Discovery of rare wildflower in Ballona Wetlands could halt recreation project

Robert Jan "Roy" van de Hoek looks at a tiny flowering Orcutt's yellow pincushion, which had been considered close to extinction, next to Ballona Lagoon near the western edge of Marina del Rey.
(Francine Orr / Los Angeles Times)

A walkway project along the banks of a Ballona Wetlands lagoon may be halted because of a surprisingly robust bloom of an obscure wildflower believed to be close to extinction, Los Angeles public works officials said Thursday.

In the midst of recent rains, thousands of Orcutt’s yellow pincushions, a dandelion-like plant with bright yellow blossoms, have sprouted in the center of the $400,000, four-acre “recreation and wildlife enhancement” project that includes native-plant landscaping, irrigation systems, fencing and a walkway made of decomposed granite.

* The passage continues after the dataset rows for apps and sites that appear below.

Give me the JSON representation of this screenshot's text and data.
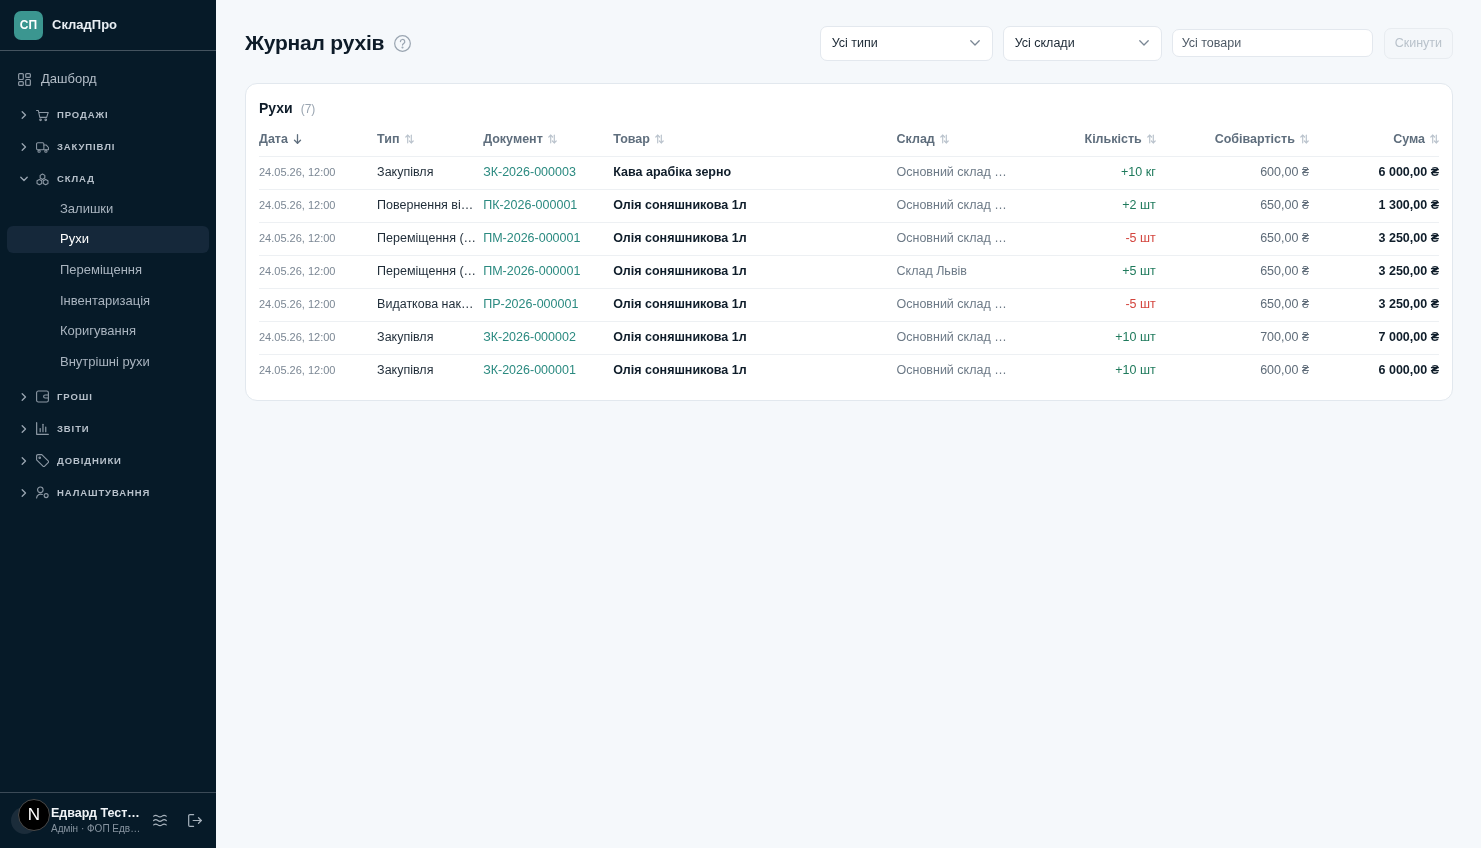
{
  "sidebar": {
    "brand": {
      "logo": "СП",
      "name": "СкладПро"
    },
    "nav": [
      {
        "kind": "link",
        "label": "Дашборд"
      },
      {
        "kind": "group",
        "label": "ПРОДАЖІ",
        "expanded": false
      },
      {
        "kind": "group",
        "label": "ЗАКУПІВЛІ",
        "expanded": false
      },
      {
        "kind": "group",
        "label": "СКЛАД",
        "expanded": true,
        "children": [
          {
            "label": "Залишки",
            "selected": false
          },
          {
            "label": "Рухи",
            "selected": true
          },
          {
            "label": "Переміщення",
            "selected": false
          },
          {
            "label": "Інвентаризація",
            "selected": false
          },
          {
            "label": "Коригування",
            "selected": false
          },
          {
            "label": "Внутрішні рухи",
            "selected": false
          }
        ]
      },
      {
        "kind": "group",
        "label": "ГРОШІ",
        "expanded": false
      },
      {
        "kind": "group",
        "label": "ЗВІТИ",
        "expanded": false
      },
      {
        "kind": "group",
        "label": "ДОВІДНИКИ",
        "expanded": false
      },
      {
        "kind": "group",
        "label": "НАЛАШТУВАННЯ",
        "expanded": false
      }
    ],
    "user": {
      "name": "Едвард Тест…",
      "subtitle": "Адмін · ФОП Едв…"
    },
    "dev_badge": "N"
  },
  "header": {
    "title": "Журнал рухів",
    "filters": [
      {
        "kind": "select",
        "value": "Усі типи"
      },
      {
        "kind": "select",
        "value": "Усі склади"
      },
      {
        "kind": "input",
        "placeholder": "Усі товари"
      }
    ],
    "reset_button": {
      "label": "Скинути",
      "disabled": true
    }
  },
  "card": {
    "title": "Рухи",
    "count": "(7)"
  },
  "table": {
    "columns": [
      {
        "label": "Дата",
        "kind": "date",
        "sorted": true
      },
      {
        "label": "Тип",
        "kind": "text",
        "sorted": false
      },
      {
        "label": "Документ",
        "kind": "link",
        "sorted": false
      },
      {
        "label": "Товар",
        "kind": "strong",
        "sorted": false
      },
      {
        "label": "Склад",
        "kind": "muted",
        "sorted": false
      },
      {
        "label": "Кількість",
        "kind": "quantity",
        "sorted": false
      },
      {
        "label": "Собівартість",
        "kind": "money",
        "sorted": false
      },
      {
        "label": "Сума",
        "kind": "total",
        "sorted": false
      }
    ],
    "rows": [
      {
        "cells": [
          "24.05.26, 12:00",
          "Закупівля",
          "ЗК-2026-000003",
          "Кава арабіка зерно",
          "Основний склад …",
          "+10 кг",
          "600,00 ₴",
          "6 000,00 ₴"
        ],
        "color": "#1f7a5c"
      },
      {
        "cells": [
          "24.05.26, 12:00",
          "Повернення ві…",
          "ПК-2026-000001",
          "Олія соняшникова 1л",
          "Основний склад …",
          "+2 шт",
          "650,00 ₴",
          "1 300,00 ₴"
        ],
        "color": "#1f7a5c"
      },
      {
        "cells": [
          "24.05.26, 12:00",
          "Переміщення (…",
          "ПМ-2026-000001",
          "Олія соняшникова 1л",
          "Основний склад …",
          "-5 шт",
          "650,00 ₴",
          "3 250,00 ₴"
        ],
        "color": "#d3453e"
      },
      {
        "cells": [
          "24.05.26, 12:00",
          "Переміщення (…",
          "ПМ-2026-000001",
          "Олія соняшникова 1л",
          "Склад Львів",
          "+5 шт",
          "650,00 ₴",
          "3 250,00 ₴"
        ],
        "color": "#1f7a5c"
      },
      {
        "cells": [
          "24.05.26, 12:00",
          "Видаткова нак…",
          "ПР-2026-000001",
          "Олія соняшникова 1л",
          "Основний склад …",
          "-5 шт",
          "650,00 ₴",
          "3 250,00 ₴"
        ],
        "color": "#d3453e"
      },
      {
        "cells": [
          "24.05.26, 12:00",
          "Закупівля",
          "ЗК-2026-000002",
          "Олія соняшникова 1л",
          "Основний склад …",
          "+10 шт",
          "700,00 ₴",
          "7 000,00 ₴"
        ],
        "color": "#1f7a5c"
      },
      {
        "cells": [
          "24.05.26, 12:00",
          "Закупівля",
          "ЗК-2026-000001",
          "Олія соняшникова 1л",
          "Основний склад …",
          "+10 шт",
          "600,00 ₴",
          "6 000,00 ₴"
        ],
        "color": "#1f7a5c"
      }
    ]
  }
}
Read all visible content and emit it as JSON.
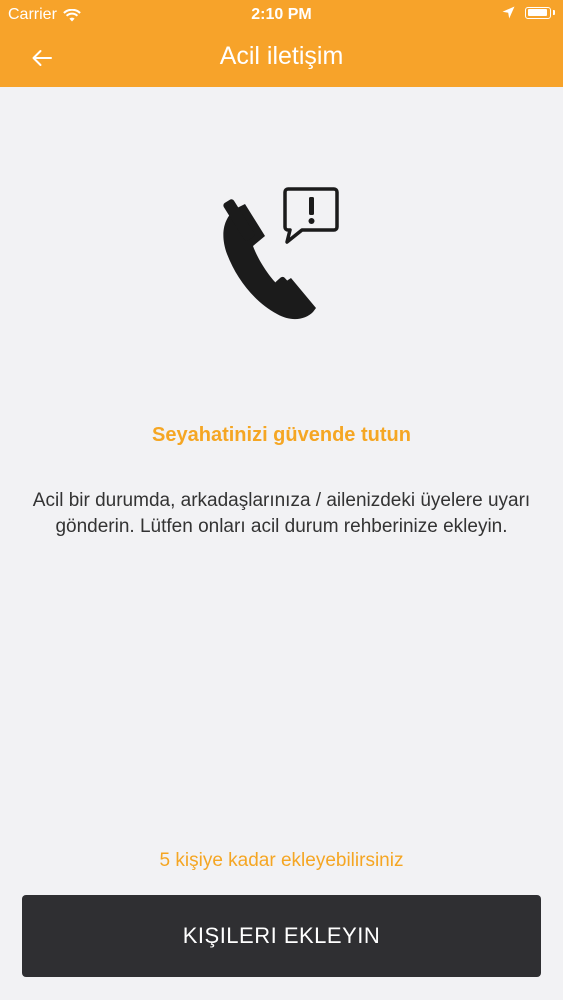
{
  "status_bar": {
    "carrier": "Carrier",
    "time": "2:10 PM",
    "icons": [
      "wifi-icon",
      "location-arrow-icon",
      "battery-icon"
    ]
  },
  "nav_bar": {
    "title": "Acil iletişim",
    "back_icon": "arrow-left-icon"
  },
  "hero": {
    "icon": "phone-alert-icon"
  },
  "main": {
    "heading": "Seyahatinizi güvende tutun",
    "description": "Acil bir durumda, arkadaşlarınıza / ailenizdeki üyelere uyarı gönderin. Lütfen onları acil durum rehberinize ekleyin.",
    "limit_note": "5 kişiye kadar ekleyebilirsiniz",
    "add_button_label": "KIŞILERI EKLEYIN"
  },
  "colors": {
    "accent": "#f7a32a",
    "background": "#f2f2f4",
    "button": "#2f2f32",
    "text": "#333333"
  }
}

Environmental groups, including the Ballona Institute and the Center for Biological Diversity, are pleading with the Los Angeles Department of Public Works to cease construction pending a determination by state wildlife authorities of the plant’s endangerment.

“What we have here are nature-lovers killing nature with a wildlife-enhancement project,” said Robert Jan “Roy” van de Hoek, director of the Ballona Institute. “Potted native plants nurtured with irrigation systems are not what we need. Instead, this area should be set aside as a sanctuary for pincushions.”


The California Coastal Commission has asked the city to redesign the walkway to avoid harming what is believed to be the largest population of the plant in existence.

City project engineer Richard Liu said construction will continue for as long as possible. “If we have a court order to do so, we will stop the project,” Liu said. “The project is about half completed.”

City biologist William Jones acknowledged some pincushions would be wiped out by construction. But he also plans to collect seeds from existing plants and grow them elsewhere.

State botanists do not consider transplantation to be adequate mitigation.

“This thing is so rare that any threat to its existence is cause for concern,” said state Department of Fish and Game botanist Roxanne Bittman. “We currently are collecting data that we expect will make it eligible for state listing” as an endangered species.

In the meantime, city crews have surrounded three patches of pincushions with yellow caution tape and placed small plastic flags beside individual plants as part of an effort to alert pedestrians.

But there were signs that those precautions were not working.

Dropping to his knees to assess the damage at one of the sites, Van de Hoek shook his head in dismay and said, “Here’s a pincushion with a snapped stem, and a few feet away at least three pincushions were squashed by a single shoe.”

A week ago, environmentalists snapped photographs of pincushions sprouting between two utility poles placed on the ground by Los Angeles Department of Water and Power crews. The poles were recently removed.

Orcutt’s yellow pincushion was discovered and scientifically described by British naturalist David Douglas in 1831 somewhere between San Francisco and Santa Barbara.

Today, remnant populations are believed to be clinging to existence in San Diego and Ventura counties, Rosarito Beach in Baja California and the Ballona Wetlands lagoon sandwiched between Playa del Rey, Marina del Rey, Westchester and Culver City.

“Suddenly having so many pincushions to admire is a source of pride for me, and it should be for the city,” said Marcia Hanscom, co-director of the Ballona Institute.